Best Comedy on TV
Consider it a cop-out but right now, there are two best comedies on TV: Parks and Recreation and Community. Both are funny in ways you didn’t think would be possible after watching the first few episodes of each. Season one of Parks is really weak; season two, on the other hand, belongs in some sort of comedy vault. The writers toned down Leslie’s enthusiasm considerably; showed the ridiculousness of small-town meetings in a way not seen since the early seasons of Gilmore Girls; and made Andy, Tom, and April real characters, instead of just caricatures. The show’s breakout star, though, is Ron Swanson, played to smarmy perfection by Nick Offerman, whose love of breakfast foods is matched only by the admiration he receives as part-time jazz saxophonist, Duke Silver. Parks returns on January 20, the same Thursday night that Community comes back from its winter break, an embarrassment of riches for comedy fans.
In the late-‘90s, NBC always made a big deal of the event episode, especially when it involved Friends and the rest of the Must-See TV lineup.

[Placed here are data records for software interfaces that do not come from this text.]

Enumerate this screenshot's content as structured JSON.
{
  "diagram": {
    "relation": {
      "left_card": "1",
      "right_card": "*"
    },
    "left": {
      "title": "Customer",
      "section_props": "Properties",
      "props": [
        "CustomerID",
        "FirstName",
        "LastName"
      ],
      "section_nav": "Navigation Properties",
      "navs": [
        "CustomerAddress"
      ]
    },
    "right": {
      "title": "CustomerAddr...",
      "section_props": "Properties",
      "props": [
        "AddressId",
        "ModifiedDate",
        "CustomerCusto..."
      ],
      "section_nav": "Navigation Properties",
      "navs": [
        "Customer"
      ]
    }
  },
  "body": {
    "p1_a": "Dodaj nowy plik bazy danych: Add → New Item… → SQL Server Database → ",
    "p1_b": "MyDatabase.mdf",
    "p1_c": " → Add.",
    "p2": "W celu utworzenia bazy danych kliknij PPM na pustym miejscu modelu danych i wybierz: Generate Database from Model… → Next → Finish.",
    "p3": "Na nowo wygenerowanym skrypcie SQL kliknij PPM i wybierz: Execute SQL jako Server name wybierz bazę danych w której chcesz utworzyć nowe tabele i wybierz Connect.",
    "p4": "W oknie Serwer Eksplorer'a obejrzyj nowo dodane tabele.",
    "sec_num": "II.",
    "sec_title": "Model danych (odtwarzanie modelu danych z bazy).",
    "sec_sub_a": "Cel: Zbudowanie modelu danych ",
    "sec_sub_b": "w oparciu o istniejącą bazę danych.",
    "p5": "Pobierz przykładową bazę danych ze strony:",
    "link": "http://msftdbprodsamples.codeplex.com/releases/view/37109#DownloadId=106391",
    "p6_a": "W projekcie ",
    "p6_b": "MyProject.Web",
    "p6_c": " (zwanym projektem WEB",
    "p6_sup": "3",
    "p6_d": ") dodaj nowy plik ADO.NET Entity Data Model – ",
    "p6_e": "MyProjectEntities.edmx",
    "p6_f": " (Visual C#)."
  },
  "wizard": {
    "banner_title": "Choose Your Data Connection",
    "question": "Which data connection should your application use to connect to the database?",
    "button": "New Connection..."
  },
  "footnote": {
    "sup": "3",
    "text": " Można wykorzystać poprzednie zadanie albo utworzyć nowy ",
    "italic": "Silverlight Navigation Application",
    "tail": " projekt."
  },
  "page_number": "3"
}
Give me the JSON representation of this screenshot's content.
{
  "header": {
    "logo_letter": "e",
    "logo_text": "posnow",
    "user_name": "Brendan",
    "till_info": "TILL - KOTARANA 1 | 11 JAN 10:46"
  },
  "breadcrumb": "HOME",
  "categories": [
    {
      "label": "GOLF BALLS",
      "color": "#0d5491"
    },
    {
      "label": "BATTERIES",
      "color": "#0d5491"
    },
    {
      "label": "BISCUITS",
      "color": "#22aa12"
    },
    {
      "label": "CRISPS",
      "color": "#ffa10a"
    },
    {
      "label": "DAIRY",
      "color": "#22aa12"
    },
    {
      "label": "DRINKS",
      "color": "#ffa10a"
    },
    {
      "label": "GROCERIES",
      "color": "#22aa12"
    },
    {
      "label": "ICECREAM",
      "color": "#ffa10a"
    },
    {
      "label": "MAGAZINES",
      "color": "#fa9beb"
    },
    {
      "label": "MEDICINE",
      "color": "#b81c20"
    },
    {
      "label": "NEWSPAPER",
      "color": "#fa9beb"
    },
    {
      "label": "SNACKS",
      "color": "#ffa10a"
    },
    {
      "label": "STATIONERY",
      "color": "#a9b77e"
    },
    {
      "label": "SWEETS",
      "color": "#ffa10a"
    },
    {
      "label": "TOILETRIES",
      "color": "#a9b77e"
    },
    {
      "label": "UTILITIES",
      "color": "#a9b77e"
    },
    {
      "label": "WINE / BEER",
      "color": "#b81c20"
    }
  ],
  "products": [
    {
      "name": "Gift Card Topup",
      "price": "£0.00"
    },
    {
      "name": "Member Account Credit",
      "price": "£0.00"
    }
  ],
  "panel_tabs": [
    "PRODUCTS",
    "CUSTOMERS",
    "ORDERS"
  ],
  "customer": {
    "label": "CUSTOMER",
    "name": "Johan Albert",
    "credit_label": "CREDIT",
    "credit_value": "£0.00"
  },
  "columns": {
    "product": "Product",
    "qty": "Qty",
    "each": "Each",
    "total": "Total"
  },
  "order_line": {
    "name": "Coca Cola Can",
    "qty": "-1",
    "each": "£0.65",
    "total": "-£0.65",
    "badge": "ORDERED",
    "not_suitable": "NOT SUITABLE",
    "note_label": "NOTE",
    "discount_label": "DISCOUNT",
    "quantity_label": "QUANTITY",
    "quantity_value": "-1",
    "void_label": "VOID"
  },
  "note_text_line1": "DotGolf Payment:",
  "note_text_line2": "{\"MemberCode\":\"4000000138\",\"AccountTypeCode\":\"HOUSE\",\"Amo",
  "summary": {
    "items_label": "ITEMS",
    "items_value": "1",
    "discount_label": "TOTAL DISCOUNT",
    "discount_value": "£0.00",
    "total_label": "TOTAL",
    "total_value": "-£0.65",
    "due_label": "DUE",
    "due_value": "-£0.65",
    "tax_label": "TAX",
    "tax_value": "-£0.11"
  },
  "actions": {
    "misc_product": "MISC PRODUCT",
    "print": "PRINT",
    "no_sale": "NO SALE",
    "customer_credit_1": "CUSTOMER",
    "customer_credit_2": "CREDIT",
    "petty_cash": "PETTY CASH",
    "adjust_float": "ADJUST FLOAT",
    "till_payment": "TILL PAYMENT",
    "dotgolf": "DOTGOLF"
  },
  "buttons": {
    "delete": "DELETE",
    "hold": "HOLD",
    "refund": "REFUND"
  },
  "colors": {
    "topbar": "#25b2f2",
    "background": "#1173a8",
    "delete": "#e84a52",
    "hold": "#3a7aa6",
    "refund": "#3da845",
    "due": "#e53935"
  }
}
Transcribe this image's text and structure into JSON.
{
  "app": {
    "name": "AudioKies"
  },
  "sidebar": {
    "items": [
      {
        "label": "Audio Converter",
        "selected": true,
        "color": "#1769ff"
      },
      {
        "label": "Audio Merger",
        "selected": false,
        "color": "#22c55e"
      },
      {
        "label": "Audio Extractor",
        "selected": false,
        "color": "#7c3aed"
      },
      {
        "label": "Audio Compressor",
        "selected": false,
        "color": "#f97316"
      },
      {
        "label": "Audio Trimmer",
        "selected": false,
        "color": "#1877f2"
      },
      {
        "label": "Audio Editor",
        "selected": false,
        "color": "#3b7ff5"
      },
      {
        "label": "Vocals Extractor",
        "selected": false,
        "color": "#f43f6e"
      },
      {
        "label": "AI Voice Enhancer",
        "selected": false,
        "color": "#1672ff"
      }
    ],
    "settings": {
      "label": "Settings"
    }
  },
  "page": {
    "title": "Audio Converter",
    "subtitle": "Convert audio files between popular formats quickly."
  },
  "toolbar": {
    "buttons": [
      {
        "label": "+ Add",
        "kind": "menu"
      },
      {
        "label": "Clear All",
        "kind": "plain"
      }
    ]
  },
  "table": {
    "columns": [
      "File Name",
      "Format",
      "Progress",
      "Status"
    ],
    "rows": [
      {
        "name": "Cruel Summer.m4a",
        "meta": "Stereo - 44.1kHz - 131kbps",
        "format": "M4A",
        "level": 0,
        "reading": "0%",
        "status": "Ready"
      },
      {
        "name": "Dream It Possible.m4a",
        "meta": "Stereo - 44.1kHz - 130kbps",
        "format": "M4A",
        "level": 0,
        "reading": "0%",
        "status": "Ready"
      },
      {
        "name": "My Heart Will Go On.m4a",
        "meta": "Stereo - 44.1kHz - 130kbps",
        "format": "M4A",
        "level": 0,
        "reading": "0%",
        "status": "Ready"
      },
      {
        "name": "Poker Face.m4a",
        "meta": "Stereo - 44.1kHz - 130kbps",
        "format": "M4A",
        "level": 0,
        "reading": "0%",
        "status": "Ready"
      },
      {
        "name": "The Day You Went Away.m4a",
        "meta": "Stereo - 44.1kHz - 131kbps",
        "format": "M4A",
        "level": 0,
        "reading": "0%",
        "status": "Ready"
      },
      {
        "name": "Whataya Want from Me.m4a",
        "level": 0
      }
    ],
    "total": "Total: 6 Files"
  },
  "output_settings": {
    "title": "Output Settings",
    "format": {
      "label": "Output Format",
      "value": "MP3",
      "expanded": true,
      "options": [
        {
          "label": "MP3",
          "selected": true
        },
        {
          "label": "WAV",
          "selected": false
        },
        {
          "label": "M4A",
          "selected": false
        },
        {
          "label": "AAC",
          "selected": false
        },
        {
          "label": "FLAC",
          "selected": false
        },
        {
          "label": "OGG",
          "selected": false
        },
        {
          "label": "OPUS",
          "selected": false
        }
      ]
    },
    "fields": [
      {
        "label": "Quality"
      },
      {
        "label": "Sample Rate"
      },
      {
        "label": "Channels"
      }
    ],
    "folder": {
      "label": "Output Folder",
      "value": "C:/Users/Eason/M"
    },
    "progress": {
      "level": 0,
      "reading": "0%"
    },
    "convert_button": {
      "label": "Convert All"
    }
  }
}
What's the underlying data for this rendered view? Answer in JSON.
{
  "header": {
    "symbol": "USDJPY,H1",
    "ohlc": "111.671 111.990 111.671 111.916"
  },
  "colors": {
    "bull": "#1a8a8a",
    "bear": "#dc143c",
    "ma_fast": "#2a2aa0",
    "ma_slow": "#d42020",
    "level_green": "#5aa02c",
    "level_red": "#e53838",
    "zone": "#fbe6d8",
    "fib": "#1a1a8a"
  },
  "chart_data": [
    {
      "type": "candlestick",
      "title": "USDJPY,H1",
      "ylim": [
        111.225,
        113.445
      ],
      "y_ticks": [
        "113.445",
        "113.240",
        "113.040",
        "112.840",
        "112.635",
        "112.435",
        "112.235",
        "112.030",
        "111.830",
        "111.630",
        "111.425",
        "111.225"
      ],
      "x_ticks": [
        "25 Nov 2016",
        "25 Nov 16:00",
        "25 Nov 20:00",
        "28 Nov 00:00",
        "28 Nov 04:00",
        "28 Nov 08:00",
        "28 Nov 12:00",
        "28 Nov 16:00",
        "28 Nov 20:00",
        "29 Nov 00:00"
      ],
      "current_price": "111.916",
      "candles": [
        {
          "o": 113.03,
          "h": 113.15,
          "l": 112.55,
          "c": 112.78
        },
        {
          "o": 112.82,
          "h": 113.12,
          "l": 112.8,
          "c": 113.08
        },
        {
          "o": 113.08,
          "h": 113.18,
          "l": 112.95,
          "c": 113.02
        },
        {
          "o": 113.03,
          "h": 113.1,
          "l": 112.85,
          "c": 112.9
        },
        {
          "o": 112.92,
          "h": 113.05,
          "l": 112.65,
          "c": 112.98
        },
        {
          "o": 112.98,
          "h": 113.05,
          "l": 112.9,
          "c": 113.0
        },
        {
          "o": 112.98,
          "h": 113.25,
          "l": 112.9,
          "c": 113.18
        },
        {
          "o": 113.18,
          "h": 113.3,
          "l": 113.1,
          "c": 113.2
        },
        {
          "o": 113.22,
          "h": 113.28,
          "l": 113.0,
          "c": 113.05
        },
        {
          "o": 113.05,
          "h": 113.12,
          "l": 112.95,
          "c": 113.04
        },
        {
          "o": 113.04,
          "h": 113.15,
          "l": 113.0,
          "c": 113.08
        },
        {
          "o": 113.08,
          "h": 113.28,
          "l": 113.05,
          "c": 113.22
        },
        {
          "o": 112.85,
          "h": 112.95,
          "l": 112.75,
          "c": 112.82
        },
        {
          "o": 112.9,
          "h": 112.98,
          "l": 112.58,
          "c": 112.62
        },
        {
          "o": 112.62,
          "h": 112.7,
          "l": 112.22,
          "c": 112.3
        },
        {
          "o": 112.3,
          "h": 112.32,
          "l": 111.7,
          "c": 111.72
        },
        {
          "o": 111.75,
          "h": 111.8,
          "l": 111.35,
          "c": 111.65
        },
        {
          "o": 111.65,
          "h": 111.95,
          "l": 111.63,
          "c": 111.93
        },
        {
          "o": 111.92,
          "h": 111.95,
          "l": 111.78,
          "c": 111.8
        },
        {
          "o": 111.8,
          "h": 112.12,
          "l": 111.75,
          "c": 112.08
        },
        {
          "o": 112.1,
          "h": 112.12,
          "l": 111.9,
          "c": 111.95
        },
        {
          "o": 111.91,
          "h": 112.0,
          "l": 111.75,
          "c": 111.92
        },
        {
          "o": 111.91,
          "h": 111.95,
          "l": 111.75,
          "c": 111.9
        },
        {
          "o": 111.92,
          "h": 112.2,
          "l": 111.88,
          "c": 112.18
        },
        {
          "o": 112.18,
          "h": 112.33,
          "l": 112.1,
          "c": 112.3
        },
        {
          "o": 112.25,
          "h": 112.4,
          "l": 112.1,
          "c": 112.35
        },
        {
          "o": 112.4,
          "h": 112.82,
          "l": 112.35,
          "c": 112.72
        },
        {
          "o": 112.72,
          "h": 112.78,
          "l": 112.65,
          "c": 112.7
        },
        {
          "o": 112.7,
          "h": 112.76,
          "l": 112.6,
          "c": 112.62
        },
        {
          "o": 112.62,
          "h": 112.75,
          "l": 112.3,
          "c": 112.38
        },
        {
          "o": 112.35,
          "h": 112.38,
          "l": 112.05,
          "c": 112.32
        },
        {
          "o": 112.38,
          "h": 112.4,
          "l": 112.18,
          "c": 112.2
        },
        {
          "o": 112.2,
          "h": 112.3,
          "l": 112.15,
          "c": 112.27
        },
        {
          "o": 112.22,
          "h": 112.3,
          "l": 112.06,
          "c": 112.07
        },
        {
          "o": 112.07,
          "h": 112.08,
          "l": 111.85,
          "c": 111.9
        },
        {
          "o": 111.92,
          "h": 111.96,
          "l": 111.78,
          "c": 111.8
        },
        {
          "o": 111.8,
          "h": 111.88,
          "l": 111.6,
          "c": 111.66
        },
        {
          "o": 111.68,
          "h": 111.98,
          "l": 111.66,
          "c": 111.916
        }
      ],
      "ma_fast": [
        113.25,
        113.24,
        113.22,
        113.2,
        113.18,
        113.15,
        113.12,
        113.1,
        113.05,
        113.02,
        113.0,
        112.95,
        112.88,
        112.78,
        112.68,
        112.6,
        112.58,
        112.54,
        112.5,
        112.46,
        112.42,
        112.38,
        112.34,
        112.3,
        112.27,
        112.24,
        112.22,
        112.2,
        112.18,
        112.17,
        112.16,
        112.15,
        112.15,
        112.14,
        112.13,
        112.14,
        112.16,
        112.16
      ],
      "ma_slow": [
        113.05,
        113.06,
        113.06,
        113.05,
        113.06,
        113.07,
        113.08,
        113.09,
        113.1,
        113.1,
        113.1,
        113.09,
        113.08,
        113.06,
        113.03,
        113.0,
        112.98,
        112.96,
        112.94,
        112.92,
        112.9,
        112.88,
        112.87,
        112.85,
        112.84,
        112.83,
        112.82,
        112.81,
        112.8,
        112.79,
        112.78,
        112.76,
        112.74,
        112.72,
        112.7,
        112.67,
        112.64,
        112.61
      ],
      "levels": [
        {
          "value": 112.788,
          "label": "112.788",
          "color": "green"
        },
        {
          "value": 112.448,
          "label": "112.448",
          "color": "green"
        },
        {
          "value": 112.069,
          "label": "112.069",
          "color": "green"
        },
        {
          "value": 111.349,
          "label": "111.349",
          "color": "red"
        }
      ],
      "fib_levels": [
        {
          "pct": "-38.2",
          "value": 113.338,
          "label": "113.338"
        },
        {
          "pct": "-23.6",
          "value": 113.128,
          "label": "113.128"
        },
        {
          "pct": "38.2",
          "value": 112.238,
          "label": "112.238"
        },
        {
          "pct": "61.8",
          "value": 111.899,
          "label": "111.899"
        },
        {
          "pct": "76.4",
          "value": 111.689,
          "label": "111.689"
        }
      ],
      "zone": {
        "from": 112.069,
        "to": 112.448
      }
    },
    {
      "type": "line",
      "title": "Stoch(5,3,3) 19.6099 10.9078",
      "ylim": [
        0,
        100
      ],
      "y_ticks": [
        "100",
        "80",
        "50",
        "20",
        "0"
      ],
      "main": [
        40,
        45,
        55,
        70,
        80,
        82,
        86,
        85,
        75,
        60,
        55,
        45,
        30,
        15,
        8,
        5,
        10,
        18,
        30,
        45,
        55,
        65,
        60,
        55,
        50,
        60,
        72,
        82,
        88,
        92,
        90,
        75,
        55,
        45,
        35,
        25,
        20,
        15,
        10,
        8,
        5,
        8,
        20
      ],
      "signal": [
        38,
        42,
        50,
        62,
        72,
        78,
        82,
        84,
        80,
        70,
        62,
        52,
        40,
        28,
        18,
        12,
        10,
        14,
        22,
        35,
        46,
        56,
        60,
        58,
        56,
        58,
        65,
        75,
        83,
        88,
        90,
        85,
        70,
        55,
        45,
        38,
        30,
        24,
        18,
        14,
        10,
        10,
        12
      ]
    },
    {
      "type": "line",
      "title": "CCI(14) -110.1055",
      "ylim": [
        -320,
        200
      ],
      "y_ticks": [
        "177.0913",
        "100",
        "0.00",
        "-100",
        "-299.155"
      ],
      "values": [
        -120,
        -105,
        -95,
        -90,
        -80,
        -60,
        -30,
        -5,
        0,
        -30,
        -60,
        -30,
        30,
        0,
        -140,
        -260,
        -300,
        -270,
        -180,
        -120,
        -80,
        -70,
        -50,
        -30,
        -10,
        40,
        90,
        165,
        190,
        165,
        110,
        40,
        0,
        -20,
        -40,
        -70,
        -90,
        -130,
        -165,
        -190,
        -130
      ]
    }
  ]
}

Community has one of those seemingly every week now, but they never feel forced. Greendale Community College has become a live-action Springfield, where zombies attack one week, and the next you’re stuck inside a study room for an entire episode. Who knows how long Parks and Community will ultimately last (ratings for both are pretty bad), but for now, we’re lucky enough to have the greatest sitcoms since Seinfeld on at the same time — on the same night.
Josh Kurp wanted to mention Glee as one of the best shows of the year, but then he’d lose all of his credibility.